Listing and Critical Habitat | Critical Habitat
Photo credit: Mike Bender, USFWS
When a species is proposed for listing as endangered or threatened under the Endangered Species Act, the U.S. Fish and Wildlife Service (Service) must consider whether there are areas of habitat believed to be essential to the species' conservation. Those areas may be proposed for designation as critic habitat.
If critical habitat is designated, does that mean no further land development can occur in that area?
No. A critical habitat designation does not necessarily restrict further development. It is a reminder to federal agencies that they must make special efforts to protect the important characteristics of these areas.
Does a critical habitat designation affect all activities that occur within the designated area?
No. Only activities that involve a federal permit, license, or funding, and are likely to destroy or adversely modify the area of critical habitat will be affected.
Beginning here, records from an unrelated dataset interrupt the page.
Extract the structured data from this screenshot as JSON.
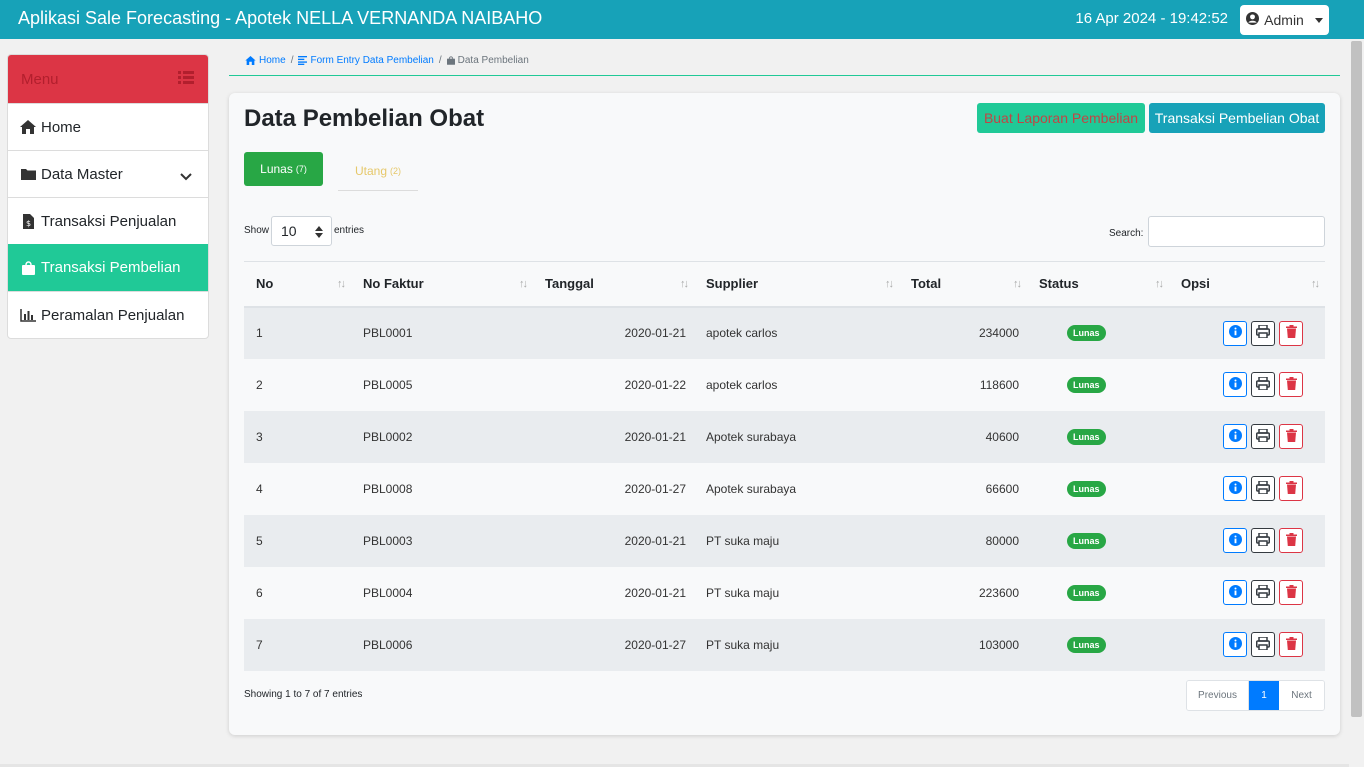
{
  "app": {
    "title": "Aplikasi Sale Forecasting - Apotek NELLA VERNANDA NAIBAHO",
    "datetime": "16 Apr 2024 -  19:42:52",
    "user_label": "Admin"
  },
  "sidebar": {
    "header": "Menu",
    "items": [
      {
        "label": "Home",
        "icon": "home-icon"
      },
      {
        "label": "Data Master",
        "icon": "folder-icon"
      },
      {
        "label": "Transaksi Penjualan",
        "icon": "file-invoice-icon"
      },
      {
        "label": "Transaksi Pembelian",
        "icon": "shopping-bag-icon",
        "active": true
      },
      {
        "label": "Peramalan Penjualan",
        "icon": "chart-bar-icon"
      }
    ]
  },
  "breadcrumb": {
    "home": "Home",
    "form": "Form Entry Data Pembelian",
    "current": "Data Pembelian"
  },
  "page": {
    "title": "Data Pembelian Obat",
    "report_button": "Buat Laporan Pembelian",
    "transaction_button": "Transaksi Pembelian Obat"
  },
  "tabs": {
    "lunas": {
      "label": "Lunas",
      "count": "7"
    },
    "utang": {
      "label": "Utang",
      "count": "2"
    }
  },
  "table_controls": {
    "show_label": "Show",
    "length_value": "10",
    "entries_label": "entries",
    "search_label": "Search:",
    "search_value": ""
  },
  "table": {
    "headers": [
      "No",
      "No Faktur",
      "Tanggal",
      "Supplier",
      "Total",
      "Status",
      "Opsi"
    ],
    "rows": [
      {
        "no": "1",
        "faktur": "PBL0001",
        "tanggal": "2020-01-21",
        "supplier": "apotek carlos",
        "total": "234000",
        "status": "Lunas"
      },
      {
        "no": "2",
        "faktur": "PBL0005",
        "tanggal": "2020-01-22",
        "supplier": "apotek carlos",
        "total": "118600",
        "status": "Lunas"
      },
      {
        "no": "3",
        "faktur": "PBL0002",
        "tanggal": "2020-01-21",
        "supplier": "Apotek surabaya",
        "total": "40600",
        "status": "Lunas"
      },
      {
        "no": "4",
        "faktur": "PBL0008",
        "tanggal": "2020-01-27",
        "supplier": "Apotek surabaya",
        "total": "66600",
        "status": "Lunas"
      },
      {
        "no": "5",
        "faktur": "PBL0003",
        "tanggal": "2020-01-21",
        "supplier": "PT suka maju",
        "total": "80000",
        "status": "Lunas"
      },
      {
        "no": "6",
        "faktur": "PBL0004",
        "tanggal": "2020-01-21",
        "supplier": "PT suka maju",
        "total": "223600",
        "status": "Lunas"
      },
      {
        "no": "7",
        "faktur": "PBL0006",
        "tanggal": "2020-01-27",
        "supplier": "PT suka maju",
        "total": "103000",
        "status": "Lunas"
      }
    ]
  },
  "footer": {
    "showing": "Showing 1 to 7 of 7 entries",
    "prev": "Previous",
    "page": "1",
    "next": "Next"
  },
  "colors": {
    "navbar": "#17a2b8",
    "active": "#20c997",
    "danger": "#dc3545",
    "success": "#28a745",
    "primary": "#007bff"
  }
}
If this is the case, the Service will work with the federal agency and, where appropriate, private or other landowners to amend their project to allow it to proceed without adversely affecting the critical habitat. Thus, most federal projects are likely to go forward, but some will be modified to minimize harm to critical habitat.
Find answers to other frequently asked questions regarding critical habitats.
Access an online mapping application that displays designated spatial information for selected critical habitats.
View the status of critical habitat actions (historical logs of the actions that propose, finalize, withdraw or change critical habitat designations for a species) within a specified date range.